* [WHAT YOU SHOULD DO]:
Find all lines in the listing that include the word "data", then copy them.

Segment Open

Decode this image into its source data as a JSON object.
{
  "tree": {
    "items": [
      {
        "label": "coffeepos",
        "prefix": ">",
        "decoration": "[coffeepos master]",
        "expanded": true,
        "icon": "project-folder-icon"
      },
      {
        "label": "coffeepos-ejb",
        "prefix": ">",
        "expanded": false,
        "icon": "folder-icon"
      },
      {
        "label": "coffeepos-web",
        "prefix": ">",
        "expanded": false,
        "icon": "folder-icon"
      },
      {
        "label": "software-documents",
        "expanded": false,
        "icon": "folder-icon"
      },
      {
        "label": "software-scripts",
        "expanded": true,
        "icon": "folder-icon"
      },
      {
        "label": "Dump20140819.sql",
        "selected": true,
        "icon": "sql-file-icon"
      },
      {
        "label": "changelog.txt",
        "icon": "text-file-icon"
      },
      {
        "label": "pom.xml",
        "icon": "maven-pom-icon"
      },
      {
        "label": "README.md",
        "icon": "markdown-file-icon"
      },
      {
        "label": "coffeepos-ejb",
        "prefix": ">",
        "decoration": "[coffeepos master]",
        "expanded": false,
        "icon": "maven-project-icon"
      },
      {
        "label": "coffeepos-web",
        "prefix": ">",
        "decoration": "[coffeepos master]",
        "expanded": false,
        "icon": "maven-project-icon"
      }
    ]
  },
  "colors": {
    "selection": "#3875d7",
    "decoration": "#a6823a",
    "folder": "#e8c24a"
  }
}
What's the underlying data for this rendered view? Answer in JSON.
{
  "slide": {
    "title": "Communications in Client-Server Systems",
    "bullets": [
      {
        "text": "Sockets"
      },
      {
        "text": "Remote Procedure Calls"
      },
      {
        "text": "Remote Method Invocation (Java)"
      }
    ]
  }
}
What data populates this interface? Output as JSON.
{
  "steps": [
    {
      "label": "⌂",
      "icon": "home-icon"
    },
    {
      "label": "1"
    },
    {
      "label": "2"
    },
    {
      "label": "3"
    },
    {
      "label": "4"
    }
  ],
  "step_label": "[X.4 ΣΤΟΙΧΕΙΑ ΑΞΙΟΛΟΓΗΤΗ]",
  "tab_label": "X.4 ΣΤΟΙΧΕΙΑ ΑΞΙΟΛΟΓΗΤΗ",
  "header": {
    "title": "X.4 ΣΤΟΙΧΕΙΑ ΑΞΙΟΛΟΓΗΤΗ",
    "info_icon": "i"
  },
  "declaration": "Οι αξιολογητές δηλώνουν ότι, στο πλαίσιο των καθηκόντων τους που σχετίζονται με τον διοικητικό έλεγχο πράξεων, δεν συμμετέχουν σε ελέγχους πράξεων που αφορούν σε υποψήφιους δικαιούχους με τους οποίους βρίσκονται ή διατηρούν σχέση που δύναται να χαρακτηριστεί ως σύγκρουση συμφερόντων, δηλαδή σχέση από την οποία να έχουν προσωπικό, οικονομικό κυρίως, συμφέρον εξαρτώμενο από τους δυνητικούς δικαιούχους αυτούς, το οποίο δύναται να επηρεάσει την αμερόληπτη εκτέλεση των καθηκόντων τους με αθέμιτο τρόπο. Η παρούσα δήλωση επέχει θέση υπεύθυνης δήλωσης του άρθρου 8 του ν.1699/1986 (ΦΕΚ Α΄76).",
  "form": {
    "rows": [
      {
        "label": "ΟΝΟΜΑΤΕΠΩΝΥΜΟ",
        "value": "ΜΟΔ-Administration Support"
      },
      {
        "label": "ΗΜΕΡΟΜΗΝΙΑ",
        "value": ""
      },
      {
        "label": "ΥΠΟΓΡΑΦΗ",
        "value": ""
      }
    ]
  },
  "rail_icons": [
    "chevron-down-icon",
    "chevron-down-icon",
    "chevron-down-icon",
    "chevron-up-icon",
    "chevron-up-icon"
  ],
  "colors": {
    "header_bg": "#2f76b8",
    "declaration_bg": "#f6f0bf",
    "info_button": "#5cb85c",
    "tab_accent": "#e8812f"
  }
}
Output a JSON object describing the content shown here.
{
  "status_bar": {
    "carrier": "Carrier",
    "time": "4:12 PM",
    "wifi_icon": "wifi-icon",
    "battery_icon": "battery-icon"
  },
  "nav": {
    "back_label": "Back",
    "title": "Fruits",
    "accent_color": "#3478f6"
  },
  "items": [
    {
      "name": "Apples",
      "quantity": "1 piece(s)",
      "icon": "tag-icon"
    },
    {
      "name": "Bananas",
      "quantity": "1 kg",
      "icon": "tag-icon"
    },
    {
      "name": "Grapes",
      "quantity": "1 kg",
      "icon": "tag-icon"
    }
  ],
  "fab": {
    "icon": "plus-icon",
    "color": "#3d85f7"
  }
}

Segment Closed

* [PROBLEM SOLUTION]:
Decode this image into its source data as a JSON object.
What's the underlying data for this rendered view? Answer in JSON.
What data populates this interface? Output as JSON.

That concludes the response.